  • Non-commercial drivers to take 10-minute breaks every two hours of driving. Commercial drives must take a 15-minute break after 5 ½ hours of work.
  • Employees may be required to keep driving logs that are regularly checked by a supervisor or manager. This is also a requirement for Inland Revenue purposes.

If an employee is driving their own vehicle for the purposes of work, the same policies apply. In addition:

  • The employee must seek the Company’s agreement before using their vehicle for work.
  • The car must be legally registered, warranted, and insured for the purposes of work – the employee must show evidence of this on request.
  • The employee must not carry loads for which the vehicle is unsuited, nor may they carry more passengers than for whom there are seat belts.
  • The vehicle must not be used in conditions for which it was not designed (such as off-road).

Driver fatigue is a workplace issue.

If you drive as part of your job, you, and your employer share responsibility to keep you safe on the road. This includes managing the risk of driver fatigue.

Make sure you:

  • Get plenty of sleep.
  • Take regular breaks.
  • Avoid driving when you would normally be asleep.
  • Share the driving if you can.
  • Take fruit and healthy snacks to eat and plenty of water to keep hydrated and alert.
  • Recognise and act on early warning signs of driver fatigue.

We don’t necessarily recognise when fatigue is getting worse, so watch for and act on the early signs such as:

  • Lots of yawning, losing focus, blinking more or getting tired eyes
  • Thinking you should wind the window down, turn the music up, or buy a coffee so you’re more alert.

If you notice these signs don’t try to hang on until you get to your destination. Stop driving until you feel refreshed and more alert. If you don’t feel really alert when you start driving again you are a danger on the road and at risk of crashing. Recognise and act on the warning signs of danger from driver fatigue.

You are in danger if you:

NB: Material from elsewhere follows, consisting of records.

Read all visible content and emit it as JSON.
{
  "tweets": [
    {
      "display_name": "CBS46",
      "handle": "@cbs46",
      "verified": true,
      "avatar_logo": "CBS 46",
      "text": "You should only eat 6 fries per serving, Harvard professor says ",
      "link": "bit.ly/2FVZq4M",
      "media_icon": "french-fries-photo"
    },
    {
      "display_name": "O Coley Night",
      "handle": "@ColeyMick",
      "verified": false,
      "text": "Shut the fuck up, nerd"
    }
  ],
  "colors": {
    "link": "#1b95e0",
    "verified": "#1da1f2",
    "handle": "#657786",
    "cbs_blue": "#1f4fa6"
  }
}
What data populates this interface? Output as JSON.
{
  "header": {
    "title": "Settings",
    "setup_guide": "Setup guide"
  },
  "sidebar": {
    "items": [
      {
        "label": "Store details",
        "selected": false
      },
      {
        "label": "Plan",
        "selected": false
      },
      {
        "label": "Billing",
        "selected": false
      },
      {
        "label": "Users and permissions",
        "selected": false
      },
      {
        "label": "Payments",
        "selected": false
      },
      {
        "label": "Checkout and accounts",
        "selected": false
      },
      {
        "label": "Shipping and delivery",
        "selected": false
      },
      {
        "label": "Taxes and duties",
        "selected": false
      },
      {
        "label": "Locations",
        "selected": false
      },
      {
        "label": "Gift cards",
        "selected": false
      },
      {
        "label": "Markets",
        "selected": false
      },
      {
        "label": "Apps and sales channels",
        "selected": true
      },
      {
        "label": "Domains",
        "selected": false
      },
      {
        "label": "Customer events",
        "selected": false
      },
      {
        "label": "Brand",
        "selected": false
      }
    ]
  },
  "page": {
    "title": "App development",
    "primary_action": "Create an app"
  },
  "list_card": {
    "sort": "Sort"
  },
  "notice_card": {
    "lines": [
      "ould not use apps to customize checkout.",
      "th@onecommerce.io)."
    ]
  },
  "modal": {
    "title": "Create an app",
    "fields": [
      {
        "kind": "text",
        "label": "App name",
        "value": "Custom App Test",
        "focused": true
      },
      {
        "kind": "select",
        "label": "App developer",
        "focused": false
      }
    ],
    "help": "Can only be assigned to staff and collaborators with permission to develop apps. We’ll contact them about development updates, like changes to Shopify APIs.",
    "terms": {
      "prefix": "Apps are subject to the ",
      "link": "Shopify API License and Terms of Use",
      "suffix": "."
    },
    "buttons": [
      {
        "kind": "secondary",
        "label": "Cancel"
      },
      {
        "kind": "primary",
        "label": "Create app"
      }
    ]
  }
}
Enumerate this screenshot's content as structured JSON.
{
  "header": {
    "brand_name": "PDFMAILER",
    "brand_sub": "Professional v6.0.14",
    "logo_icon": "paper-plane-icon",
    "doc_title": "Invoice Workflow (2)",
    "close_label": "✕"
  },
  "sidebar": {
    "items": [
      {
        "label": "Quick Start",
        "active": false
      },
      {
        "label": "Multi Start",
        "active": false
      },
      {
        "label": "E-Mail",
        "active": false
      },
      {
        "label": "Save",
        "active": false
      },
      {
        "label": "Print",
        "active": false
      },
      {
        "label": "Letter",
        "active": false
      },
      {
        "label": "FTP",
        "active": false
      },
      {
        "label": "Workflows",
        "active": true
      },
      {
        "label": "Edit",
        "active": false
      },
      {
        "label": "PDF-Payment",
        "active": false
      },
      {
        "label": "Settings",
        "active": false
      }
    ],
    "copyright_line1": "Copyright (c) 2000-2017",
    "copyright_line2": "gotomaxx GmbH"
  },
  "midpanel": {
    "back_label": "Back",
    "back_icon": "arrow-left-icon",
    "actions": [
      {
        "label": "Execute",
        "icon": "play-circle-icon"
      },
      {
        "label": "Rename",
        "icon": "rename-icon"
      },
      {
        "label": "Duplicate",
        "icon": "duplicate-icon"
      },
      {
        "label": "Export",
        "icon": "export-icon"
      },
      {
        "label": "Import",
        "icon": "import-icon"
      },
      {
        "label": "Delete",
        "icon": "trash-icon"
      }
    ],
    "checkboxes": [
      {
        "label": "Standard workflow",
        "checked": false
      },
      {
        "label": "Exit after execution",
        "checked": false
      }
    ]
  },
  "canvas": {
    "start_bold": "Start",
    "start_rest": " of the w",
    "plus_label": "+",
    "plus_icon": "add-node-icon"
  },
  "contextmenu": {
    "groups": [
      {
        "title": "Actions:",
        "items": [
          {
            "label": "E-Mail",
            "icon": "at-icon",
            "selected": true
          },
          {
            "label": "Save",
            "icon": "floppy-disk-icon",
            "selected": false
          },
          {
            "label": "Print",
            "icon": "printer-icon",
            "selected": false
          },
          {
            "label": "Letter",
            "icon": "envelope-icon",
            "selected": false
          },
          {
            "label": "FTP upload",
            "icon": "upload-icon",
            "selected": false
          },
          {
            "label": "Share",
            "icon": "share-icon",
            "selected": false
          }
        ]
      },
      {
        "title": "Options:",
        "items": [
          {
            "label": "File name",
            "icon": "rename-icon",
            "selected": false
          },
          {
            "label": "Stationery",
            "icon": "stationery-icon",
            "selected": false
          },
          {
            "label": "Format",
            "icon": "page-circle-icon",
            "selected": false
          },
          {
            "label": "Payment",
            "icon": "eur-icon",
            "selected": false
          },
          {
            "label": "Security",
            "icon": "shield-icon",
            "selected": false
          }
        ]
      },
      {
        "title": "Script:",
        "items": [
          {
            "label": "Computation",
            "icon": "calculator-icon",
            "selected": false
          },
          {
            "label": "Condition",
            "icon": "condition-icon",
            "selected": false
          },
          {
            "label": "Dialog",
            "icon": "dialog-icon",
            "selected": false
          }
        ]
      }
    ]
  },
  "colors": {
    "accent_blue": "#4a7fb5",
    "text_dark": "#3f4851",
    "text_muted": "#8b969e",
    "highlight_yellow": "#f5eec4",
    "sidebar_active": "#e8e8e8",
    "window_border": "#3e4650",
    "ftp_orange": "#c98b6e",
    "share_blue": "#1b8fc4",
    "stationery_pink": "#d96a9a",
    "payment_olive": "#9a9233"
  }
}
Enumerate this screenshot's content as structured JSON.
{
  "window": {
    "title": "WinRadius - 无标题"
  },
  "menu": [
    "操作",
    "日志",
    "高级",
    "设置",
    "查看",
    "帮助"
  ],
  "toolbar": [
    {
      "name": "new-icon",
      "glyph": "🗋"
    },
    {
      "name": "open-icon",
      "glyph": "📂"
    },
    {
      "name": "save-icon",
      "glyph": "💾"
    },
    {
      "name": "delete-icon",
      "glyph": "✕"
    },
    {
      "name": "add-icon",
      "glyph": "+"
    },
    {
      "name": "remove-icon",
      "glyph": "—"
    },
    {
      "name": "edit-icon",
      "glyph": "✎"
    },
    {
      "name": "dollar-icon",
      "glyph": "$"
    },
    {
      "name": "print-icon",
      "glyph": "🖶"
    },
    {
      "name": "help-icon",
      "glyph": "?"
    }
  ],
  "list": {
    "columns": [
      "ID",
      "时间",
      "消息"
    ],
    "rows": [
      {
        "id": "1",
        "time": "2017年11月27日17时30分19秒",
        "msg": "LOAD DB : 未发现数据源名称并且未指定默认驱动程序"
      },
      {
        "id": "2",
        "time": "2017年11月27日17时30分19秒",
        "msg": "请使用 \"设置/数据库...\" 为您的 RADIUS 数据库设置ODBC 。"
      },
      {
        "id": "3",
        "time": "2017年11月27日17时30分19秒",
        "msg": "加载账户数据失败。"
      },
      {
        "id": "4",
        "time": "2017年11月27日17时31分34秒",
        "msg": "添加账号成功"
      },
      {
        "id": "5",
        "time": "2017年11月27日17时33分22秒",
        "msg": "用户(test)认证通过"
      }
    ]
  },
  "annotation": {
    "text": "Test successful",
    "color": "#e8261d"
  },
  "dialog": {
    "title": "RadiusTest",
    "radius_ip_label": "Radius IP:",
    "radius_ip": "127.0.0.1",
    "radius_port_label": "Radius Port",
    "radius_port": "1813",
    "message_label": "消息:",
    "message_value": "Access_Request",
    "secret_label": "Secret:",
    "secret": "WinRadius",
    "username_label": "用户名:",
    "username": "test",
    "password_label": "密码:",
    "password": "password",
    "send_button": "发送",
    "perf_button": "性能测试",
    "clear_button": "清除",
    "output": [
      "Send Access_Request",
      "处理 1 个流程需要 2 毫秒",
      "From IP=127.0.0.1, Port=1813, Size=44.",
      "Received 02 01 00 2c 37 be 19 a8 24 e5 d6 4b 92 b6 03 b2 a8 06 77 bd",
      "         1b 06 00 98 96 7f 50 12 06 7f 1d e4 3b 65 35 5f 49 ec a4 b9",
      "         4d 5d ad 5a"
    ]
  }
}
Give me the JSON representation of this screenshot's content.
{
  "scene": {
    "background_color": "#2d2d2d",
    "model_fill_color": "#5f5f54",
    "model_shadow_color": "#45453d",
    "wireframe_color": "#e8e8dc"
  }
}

  • Feel your head nod down or jerk up
  • Become aware you’ve moved unintentionally in your lane or unintentionally changed speed
  • Notice where you are on a familiar route, but you don’t remember passing particular places
  • Realise with a start you need to brake heavily to avoid a hazard.

These four danger signs mean just one thing – you’ve been asleep at the wheel for a few seconds. In other words, you’ve had a microsleep.

In these 3 or 4 seconds when you are asleep at the wheel you can travel nearly the length of a rugby field. A lot can go wrong in that time. and you are not awake to take any corrective action.

If you notice any of these danger signs you need to stop driving and sleep. The best option is to have a proper sleep, i.e., sleep for 7-8 hours in a bed. If this isn’t possible have a power nap:

  • Pull over somewhere safe as soon as you can.
  • Move out of the driver’s seat.
  • Sleep for no more than 20 minutes.
  • Spend 10 minutes or so becoming fully awake and alert before you start driving again.

Accident Procedure

In the event of an accident, immediately stop your vehicle at the scene or as close to it as possible, making sure you are not obstructing traffic. Ensure your own safety first. Help any injured people and call for assistance if needed.

Try to get the following information:

  • Details of the other vehicle(s) and registration number(s)
  • Name(s) and address(es) of the other vehicle owner(s) and driver(s)
  • Name(s) and address(es) of any witness(es)
  • Name(s) of insurer(s).

Give the following information:

  • Your name and address and company details as follows

If you damage another vehicle that is unattended, leave a note on the vehicle with your contact details.

Contact the police:

  • If there are injuries
  • If there is a disagreement over the cause of the crash
  • If you damage property other than your own.

Ensure you report any accidents, incidents, and near misses as soon as possible by completing an accident incident form to be investigated by the company health and safety representative and to be discussed as the next safety committee meeting.